Part One is here.
Where my new lease on life really started was before they even caught Johnny, with me in this shit-hole bar in the middle of the city that for right now is my college town, because, contrary to what you might think, my utter terror of human contact does not make me want to be alone, and so that is where I take my books to study. I once read that Glenn Gould, in a fit of panic when his photographic memory wasn’t kicking in in time for a last-minute cram session the day before a concert, turned on every noisemaking machine in the vicinity so as to interrupt the death-grip his conscious was exercising over the lens. Moments later, he’d polished off one of Beethoven’s masterpieces. That’s like the bar: every noisemaking machine in the vicinity, all drowning out the death-grip my conscious has on my lens. Not that I’ve got photographic memory. It’s just that, given enough time and peace and quiet to think about something, I can’t. So, I take my physics textbook to the bar. The most cramped one, with the worst music and foulest air, so that, given the options, my brain is desperate to wrap itself around this impossible shit and disappear into it.
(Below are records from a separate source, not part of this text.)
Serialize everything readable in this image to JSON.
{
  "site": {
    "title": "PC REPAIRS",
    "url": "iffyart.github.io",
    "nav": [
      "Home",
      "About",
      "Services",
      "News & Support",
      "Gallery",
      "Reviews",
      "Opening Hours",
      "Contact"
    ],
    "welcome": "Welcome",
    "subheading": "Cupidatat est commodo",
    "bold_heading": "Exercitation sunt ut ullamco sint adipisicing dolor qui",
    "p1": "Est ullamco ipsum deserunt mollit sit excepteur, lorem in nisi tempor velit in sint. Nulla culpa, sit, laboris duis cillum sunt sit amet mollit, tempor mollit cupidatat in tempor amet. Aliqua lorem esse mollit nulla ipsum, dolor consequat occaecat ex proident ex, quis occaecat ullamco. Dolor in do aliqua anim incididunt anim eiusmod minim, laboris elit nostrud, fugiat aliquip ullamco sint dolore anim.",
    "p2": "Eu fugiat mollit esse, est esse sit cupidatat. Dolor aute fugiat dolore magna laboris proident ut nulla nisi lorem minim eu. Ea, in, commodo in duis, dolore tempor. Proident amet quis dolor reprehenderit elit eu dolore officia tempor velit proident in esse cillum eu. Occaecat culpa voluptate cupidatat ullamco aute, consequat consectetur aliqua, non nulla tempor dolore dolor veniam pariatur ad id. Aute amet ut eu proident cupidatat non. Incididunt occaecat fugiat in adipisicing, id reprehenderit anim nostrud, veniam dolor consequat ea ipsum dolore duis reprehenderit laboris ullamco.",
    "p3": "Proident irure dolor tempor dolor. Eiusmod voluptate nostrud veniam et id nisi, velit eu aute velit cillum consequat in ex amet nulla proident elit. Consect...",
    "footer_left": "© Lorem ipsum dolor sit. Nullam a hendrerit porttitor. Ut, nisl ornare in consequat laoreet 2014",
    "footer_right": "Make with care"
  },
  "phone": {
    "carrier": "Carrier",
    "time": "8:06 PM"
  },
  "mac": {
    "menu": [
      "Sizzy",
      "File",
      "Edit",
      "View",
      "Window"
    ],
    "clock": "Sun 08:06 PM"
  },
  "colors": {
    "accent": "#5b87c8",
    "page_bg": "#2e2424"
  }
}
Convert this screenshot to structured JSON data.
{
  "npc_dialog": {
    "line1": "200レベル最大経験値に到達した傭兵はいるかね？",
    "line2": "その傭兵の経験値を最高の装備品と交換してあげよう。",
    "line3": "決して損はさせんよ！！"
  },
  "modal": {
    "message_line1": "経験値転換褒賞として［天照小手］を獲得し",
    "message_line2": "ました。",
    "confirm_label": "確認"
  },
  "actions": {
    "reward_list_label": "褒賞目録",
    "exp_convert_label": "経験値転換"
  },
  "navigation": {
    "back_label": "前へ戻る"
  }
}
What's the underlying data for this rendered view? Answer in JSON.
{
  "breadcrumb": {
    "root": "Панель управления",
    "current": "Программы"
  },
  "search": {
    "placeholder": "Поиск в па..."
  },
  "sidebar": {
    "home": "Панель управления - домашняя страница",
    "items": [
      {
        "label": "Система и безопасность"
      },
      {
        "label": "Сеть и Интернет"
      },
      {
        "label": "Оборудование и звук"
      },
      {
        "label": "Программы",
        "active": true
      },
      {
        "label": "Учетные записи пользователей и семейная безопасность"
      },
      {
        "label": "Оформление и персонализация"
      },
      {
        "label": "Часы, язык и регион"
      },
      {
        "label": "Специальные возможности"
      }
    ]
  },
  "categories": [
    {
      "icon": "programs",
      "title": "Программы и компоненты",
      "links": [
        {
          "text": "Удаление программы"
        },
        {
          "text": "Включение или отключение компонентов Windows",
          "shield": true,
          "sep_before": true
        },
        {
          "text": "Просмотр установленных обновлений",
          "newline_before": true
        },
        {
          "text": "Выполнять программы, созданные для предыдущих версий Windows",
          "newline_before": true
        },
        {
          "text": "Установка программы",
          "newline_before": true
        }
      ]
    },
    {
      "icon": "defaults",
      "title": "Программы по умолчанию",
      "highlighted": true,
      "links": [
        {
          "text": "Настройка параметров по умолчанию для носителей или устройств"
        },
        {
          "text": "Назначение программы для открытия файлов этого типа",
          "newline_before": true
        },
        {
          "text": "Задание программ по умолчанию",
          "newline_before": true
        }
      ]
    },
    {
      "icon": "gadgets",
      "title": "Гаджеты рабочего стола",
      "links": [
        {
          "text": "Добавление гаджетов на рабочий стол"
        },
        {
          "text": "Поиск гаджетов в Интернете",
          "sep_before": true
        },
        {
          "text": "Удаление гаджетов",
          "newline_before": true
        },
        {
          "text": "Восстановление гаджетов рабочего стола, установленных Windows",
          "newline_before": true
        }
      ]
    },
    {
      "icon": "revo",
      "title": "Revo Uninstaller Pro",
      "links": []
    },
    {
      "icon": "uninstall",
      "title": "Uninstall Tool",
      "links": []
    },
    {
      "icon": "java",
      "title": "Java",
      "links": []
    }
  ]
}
So that’s where I found out about reality streams, parallel universes, and Steven Hawking’s worm holes. That’s where I read about Shrodinger’s cat, forever trapped in a cardboard box, waiting for you to decide if he’s been poisoned or not by opening the door. Because until you open the door, he’s both alive and dead. When you open the door, you’re choosing a reality stream, the course of the next second in history, you control the life or death of another creature. At least the creature this you is watching. As soon as it’s open, you’ve picked your stream, and the live cat is licking some other you’s hand.
So, if you’re still with me here, you’re thinking, I was right, I really am God. Then the next thing you’re thinking is, give me a break.
Some might say that scientists are just the priests of this century, that this is then fantasy, or, from the other direction, heresy, but these are the declarations of some bright and beautiful men, and, I think it’s necessary to add here, they did some experiments. The last experiment you did where you called on God to make your kitty unflatten and peel itself off the street in front of your home, well, how’d it turn out? What I’m saying is, maybe there’s some God in all of us.
What I’m saying is, what if learning from our mistakes means we switch up the cardboard flap we opened and give the cat some tuna for being so agreeable?
I know what you’re thinking. At the time, me too, I was thinking, this is a textbook?
I turned to focus on the television set, a good digestive aid for all kinds of discomforts, and soon I was thinking of Johnny, of where he might be, where he wasn’t. I was thinking, this life isn’t a tango. Then I discovered I’d been ignoring a young man’s attentions and I turned just in time for my expression to match the vomit leaving his mouth for my pants.
I hadn’t even taken the exam on this stuff when all of a sudden the TV turned into a joyous parade of Johnny’s mug and profile behind a string of numbers. And that’s when I started taking physics seriously.
The theory is, everything is happening at once. In order to sort things out for comprehension, the brain has to bracket certain areas, much as you would a long math equation in order to complete parts leading up to the whole. Look again at the math equation: all points are existing already. You bracket the section of the equation that spells line, and you see a line. You shift your brackets slightly and now you see a plane. Or a point. Are they already in the equation? Yes. Existing all at once? Yes. The brackets are your paradigm. What you see is what you’re prepared to see. Our brain does this, puts everything into a linear time scale, each point is a place, an occurrence in its surrounding environment. Space and time brackets.
Everything is happening right now, at once. Your mother is not dead, she is focused on another point right now, where you are not looking.
Time travel is not leaping backwards and forwards in time, it is merely bracketing elsewhere. Somewhere, all your possible futures are played out, and all the choices you didn’t make, you made. Don’t like this one? Switch reality streams. Find the other.
Your life becomes like channel-surfing.
Remorse is ridiculous, but not for the reasons you’ve been told. It’s ridiculous to ignore it, because remorse is the pull of your body towards the choice it would have preferred. It’s ridiculous like watching a stupid show is ridiculous when the remote control is in your hands.
The problem I’m having is, school isn’t the kind of place where you get to explore your options the way I’m needing to explore them. The problem is, physics professors are all going to make you go back and study the basics of physics before you get to this, to the really useful information. The problem is, I’d have to spend semesters on Newtonian physics before I’d ever even get to the real discussions about this chapter, the one that’s going to change everything.
Left to my own devices, where I go is to Madame Belaire’s home. It’s right on the bus line, and she’ll read your palm for a nominal fee.
Don’t get me wrong. This is completely academic.